== Your assignment ==
Beginning with the line where "What data populates" appears, retype every remaining line of the data below, both the first and last included.

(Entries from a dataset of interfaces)
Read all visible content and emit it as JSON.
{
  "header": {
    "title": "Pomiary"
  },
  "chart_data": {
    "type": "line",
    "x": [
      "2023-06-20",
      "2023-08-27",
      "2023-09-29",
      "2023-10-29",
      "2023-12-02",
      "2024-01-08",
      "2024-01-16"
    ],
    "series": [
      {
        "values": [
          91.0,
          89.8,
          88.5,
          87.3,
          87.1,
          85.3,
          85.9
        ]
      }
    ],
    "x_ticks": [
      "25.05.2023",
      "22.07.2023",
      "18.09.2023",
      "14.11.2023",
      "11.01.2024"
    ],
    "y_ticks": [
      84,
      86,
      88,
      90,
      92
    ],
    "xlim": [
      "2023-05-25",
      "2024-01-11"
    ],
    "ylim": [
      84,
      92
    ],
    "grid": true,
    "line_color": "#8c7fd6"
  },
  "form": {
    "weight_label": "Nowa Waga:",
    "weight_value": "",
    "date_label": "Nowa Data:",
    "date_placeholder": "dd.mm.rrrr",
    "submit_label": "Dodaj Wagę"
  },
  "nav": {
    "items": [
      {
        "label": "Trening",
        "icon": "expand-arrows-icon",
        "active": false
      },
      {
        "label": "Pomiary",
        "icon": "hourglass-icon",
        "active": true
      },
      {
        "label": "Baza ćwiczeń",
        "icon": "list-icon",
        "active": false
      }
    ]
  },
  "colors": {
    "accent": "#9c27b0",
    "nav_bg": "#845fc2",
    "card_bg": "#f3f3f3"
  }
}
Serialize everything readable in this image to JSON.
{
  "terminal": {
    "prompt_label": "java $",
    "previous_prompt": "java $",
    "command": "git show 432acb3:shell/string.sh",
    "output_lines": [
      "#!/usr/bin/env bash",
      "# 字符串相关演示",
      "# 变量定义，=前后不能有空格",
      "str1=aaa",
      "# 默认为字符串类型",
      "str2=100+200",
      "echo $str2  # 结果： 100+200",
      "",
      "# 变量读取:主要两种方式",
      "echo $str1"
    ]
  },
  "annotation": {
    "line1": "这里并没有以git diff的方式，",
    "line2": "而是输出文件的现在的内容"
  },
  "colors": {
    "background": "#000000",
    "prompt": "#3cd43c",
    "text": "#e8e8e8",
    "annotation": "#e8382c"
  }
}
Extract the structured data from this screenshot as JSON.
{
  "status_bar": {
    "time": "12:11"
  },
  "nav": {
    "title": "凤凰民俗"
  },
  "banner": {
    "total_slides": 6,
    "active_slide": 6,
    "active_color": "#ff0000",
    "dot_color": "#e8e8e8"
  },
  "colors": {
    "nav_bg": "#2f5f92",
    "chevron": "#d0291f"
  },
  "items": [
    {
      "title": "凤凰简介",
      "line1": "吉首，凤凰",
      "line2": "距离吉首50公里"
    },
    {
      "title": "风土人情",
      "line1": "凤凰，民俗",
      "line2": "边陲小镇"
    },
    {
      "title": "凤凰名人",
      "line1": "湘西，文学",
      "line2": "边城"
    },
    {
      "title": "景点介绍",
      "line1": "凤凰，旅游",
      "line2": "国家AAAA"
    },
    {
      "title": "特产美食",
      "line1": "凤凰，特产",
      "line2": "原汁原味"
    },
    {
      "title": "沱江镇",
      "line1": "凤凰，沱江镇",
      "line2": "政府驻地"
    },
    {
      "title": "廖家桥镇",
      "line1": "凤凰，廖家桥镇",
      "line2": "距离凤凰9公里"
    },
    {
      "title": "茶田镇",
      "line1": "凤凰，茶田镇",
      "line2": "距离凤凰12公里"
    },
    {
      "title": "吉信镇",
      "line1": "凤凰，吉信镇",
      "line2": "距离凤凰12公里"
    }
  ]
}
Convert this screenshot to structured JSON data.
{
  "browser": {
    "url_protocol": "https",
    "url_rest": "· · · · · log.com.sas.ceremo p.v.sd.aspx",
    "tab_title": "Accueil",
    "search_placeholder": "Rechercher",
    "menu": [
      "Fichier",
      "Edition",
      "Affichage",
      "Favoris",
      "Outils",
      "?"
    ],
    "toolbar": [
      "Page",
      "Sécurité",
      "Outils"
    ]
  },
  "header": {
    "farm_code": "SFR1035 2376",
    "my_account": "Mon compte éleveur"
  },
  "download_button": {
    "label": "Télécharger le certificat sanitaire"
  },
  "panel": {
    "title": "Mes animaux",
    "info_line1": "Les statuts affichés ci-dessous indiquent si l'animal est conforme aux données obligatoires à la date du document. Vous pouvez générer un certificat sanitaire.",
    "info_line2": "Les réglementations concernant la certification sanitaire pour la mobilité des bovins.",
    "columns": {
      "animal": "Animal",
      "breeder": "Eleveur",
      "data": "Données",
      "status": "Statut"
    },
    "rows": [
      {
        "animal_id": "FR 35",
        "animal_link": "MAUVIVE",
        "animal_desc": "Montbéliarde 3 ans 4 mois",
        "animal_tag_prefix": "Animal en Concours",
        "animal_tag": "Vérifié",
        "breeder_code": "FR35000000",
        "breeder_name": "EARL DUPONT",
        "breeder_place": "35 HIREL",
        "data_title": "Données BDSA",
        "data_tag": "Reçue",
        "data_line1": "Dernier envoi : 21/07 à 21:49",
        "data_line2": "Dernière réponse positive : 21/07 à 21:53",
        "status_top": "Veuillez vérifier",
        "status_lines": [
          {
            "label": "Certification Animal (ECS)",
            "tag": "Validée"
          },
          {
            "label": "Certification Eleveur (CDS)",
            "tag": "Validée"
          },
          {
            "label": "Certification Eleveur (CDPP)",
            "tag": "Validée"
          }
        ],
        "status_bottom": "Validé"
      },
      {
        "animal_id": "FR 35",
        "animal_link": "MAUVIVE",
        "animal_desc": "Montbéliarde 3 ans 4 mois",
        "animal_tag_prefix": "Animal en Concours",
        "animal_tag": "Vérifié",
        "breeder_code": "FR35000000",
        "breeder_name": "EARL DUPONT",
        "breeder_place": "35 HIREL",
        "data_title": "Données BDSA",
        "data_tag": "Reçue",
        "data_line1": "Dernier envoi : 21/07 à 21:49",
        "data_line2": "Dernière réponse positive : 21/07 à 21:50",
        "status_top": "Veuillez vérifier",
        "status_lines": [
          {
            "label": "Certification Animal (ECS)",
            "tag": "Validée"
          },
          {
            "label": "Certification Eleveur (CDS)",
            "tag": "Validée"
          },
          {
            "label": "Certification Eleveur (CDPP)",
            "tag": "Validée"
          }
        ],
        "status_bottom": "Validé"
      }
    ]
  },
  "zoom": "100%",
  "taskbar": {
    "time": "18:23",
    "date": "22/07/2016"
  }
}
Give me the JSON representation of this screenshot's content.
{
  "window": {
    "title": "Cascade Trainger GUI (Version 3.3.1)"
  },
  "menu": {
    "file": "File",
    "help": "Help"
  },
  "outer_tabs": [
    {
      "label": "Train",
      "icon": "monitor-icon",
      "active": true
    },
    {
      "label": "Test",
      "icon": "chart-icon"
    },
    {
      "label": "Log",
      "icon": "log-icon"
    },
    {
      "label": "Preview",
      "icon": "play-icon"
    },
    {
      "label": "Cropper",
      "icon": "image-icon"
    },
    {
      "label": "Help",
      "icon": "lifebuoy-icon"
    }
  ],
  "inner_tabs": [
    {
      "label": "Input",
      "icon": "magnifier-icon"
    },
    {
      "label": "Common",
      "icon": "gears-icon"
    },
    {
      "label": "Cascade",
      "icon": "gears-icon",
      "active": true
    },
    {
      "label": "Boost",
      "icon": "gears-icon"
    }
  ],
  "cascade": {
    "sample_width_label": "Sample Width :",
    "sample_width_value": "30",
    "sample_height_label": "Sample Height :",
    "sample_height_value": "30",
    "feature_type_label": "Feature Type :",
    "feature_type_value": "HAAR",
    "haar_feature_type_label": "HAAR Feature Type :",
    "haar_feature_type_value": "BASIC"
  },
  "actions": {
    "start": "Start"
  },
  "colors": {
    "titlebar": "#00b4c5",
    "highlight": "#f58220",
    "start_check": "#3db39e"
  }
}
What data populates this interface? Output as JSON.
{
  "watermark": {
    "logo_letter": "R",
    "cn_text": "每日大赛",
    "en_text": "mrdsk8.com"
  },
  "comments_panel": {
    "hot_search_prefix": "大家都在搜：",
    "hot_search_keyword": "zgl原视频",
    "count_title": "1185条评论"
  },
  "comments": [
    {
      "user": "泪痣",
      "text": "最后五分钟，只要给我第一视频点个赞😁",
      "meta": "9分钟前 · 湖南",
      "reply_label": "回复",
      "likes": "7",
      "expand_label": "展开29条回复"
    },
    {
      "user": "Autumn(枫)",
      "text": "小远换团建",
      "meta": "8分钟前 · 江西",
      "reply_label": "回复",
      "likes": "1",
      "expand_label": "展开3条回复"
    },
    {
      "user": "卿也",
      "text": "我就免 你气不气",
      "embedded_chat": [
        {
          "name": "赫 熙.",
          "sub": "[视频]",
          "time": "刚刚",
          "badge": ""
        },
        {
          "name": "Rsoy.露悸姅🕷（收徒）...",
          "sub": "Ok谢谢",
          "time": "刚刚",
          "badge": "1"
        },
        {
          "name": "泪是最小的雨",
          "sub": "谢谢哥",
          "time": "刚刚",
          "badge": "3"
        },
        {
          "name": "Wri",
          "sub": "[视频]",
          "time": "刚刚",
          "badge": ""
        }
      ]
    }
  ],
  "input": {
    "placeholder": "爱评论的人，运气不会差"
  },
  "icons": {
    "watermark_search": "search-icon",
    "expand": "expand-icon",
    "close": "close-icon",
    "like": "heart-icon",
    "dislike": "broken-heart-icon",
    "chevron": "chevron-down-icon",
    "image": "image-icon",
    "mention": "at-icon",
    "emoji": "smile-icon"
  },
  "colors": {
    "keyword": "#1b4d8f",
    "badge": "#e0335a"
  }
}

== Response ==
What data populates this interface? Output as JSON.
{
  "watermark": {
    "logo_letter": "R",
    "cn_text": "每日大赛",
    "en_text": "mrdsk8.com"
  },
  "comments_panel": {
    "hot_search_prefix": "大家都在搜：",
    "hot_search_keyword": "zgl原视频",
    "count_title": "1185条评论"
  },
  "comments": [
    {
      "user": "泪痣",
      "text": "最后五分钟，只要给我第一视频点个赞😁",
      "meta": "9分钟前 · 湖南",
      "reply_label": "回复",
      "likes": "7",
      "expand_label": "展开29条回复"
    },
    {
      "user": "Autumn(枫)",
      "text": "小远换团建",
      "meta": "8分钟前 · 江西",
      "reply_label": "回复",
      "likes": "1",
      "expand_label": "展开3条回复"
    },
    {
      "user": "卿也",
      "text": "我就免 你气不气",
      "embedded_chat": [
        {
          "name": "赫 熙.",
          "sub": "[视频]",
          "time": "刚刚",
          "badge": ""
        },
        {
          "name": "Rsoy.露悸姅🕷（收徒）...",
          "sub": "Ok谢谢",
          "time": "刚刚",
          "badge": "1"
        },
        {
          "name": "泪是最小的雨",
          "sub": "谢谢哥",
          "time": "刚刚",
          "badge": "3"
        },
        {
          "name": "Wri",
          "sub": "[视频]",
          "time": "刚刚",
          "badge": ""
        }
      ]
    }
  ],
  "input": {
    "placeholder": "爱评论的人，运气不会差"
  },
  "icons": {
    "watermark_search": "search-icon",
    "expand": "expand-icon",
    "close": "close-icon",
    "like": "heart-icon",
    "dislike": "broken-heart-icon",
    "chevron": "chevron-down-icon",
    "image": "image-icon",
    "mention": "at-icon",
    "emoji": "smile-icon"
  },
  "colors": {
    "keyword": "#1b4d8f",
    "badge": "#e0335a"
  }
}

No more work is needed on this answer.